UK's Conservatives pledge to restore child benefit for higher earners

Commemorative event for the 80th anniversary of D-Day, in Portsmouth

LONDON (Reuters) - Britain's Conservatives said they would restore full child benefit payments for households with an income up to 120,000 pounds ($153,000) helping 700,000 families if they win an election on July 4.

The party, which is trailing Labour by around 20 points in opinion polls, framed the policy change as a tax cut worth an average of 1,500 pounds for the families affected.

Tax has dominated the election debate since the Conservative and Labour leaders went head-to-head on TV on Monday.
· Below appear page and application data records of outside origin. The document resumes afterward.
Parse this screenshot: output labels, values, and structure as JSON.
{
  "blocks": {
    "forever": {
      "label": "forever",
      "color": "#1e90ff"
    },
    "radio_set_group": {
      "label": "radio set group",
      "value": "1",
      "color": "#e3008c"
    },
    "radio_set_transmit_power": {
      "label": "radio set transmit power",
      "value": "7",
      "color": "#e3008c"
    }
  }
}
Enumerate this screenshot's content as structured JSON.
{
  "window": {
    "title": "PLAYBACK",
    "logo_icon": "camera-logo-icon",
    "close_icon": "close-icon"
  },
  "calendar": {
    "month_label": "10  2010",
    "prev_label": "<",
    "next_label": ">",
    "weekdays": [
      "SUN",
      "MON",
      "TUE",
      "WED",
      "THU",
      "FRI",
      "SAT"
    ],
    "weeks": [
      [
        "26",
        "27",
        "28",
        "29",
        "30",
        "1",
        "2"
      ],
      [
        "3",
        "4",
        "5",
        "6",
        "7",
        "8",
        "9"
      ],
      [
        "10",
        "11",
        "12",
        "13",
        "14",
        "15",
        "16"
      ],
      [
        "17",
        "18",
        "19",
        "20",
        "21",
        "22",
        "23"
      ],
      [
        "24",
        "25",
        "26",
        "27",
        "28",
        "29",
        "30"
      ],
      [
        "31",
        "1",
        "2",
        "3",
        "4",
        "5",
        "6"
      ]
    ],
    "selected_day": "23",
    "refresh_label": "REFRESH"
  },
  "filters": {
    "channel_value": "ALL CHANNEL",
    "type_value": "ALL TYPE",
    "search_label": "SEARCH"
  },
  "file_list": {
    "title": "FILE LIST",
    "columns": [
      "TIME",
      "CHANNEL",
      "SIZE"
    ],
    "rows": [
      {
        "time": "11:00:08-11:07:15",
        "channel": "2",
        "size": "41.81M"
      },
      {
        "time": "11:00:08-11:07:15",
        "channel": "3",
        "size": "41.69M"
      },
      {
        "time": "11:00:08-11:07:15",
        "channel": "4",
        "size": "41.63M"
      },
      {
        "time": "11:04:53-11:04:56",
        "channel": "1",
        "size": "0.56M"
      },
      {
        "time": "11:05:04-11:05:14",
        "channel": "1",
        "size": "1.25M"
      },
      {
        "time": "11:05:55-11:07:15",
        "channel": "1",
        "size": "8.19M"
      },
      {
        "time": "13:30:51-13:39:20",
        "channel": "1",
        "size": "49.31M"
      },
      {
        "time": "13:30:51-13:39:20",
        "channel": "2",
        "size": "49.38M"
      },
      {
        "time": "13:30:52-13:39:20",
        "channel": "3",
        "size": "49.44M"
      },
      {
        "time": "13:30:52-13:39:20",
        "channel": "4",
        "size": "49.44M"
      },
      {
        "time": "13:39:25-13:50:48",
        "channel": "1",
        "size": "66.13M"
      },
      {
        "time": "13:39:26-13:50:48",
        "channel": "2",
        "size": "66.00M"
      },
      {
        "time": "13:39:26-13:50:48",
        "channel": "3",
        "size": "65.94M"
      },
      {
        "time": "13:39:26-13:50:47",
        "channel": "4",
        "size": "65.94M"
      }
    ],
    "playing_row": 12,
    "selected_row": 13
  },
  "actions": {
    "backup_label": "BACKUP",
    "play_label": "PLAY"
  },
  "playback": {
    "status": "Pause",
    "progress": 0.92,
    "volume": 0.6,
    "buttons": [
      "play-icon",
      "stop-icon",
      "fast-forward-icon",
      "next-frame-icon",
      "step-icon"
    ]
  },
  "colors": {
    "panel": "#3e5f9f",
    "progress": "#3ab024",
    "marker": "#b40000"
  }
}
Conservative Prime Minster Rishi Sunak repeatedly said Labour would increase taxes by 2,000 pounds for each family, a claim Labour branded a lie.
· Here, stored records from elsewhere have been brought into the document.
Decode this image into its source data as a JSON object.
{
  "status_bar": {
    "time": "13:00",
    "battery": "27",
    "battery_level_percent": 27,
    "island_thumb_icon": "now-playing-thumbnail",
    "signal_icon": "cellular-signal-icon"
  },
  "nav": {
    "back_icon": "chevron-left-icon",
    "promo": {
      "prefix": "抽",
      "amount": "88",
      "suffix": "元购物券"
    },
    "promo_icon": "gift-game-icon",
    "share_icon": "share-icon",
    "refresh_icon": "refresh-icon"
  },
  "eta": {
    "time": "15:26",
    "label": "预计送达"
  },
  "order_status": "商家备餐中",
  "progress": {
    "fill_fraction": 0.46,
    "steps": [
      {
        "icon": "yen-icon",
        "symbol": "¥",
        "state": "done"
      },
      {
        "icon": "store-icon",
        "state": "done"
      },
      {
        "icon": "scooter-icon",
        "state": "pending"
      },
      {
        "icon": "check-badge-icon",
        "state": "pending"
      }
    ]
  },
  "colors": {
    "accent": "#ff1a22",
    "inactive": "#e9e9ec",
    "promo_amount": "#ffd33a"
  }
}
Child benefit, worth 25.60 pounds a week for the first child and 16.95 pounds for each additional one, starts being clawed back through a tax charge from families in which one parent earns over 60,000 pounds.

The new policy would double the threshold but consider total household income rather than that of each parent, which the Conservatives said would end a penalty on single parents and households where one parent earns much more than the other.

The change would cost 1.3 billion pounds in 2029/30, they said, and would be funded by clamping down on tax avoidance.

It was the Conservatives under then-Prime Minister David Cameron who introduced the policy of withdrawing the benefit from higher rate taxpayers in 2013.

Labour said the announcement adding to Sunak's list of "desperate and unfunded policies that he knows can't be delivered".

"Rishi Sunak clearly wants to pretend the last 14 years didn't happen, because almost all his policies reverse decisions his own party has taken," a Labour spokesperson said.

($1 = 0.7824 pounds)

(Reporting by Paul Sandle; Editing by Peter Graff)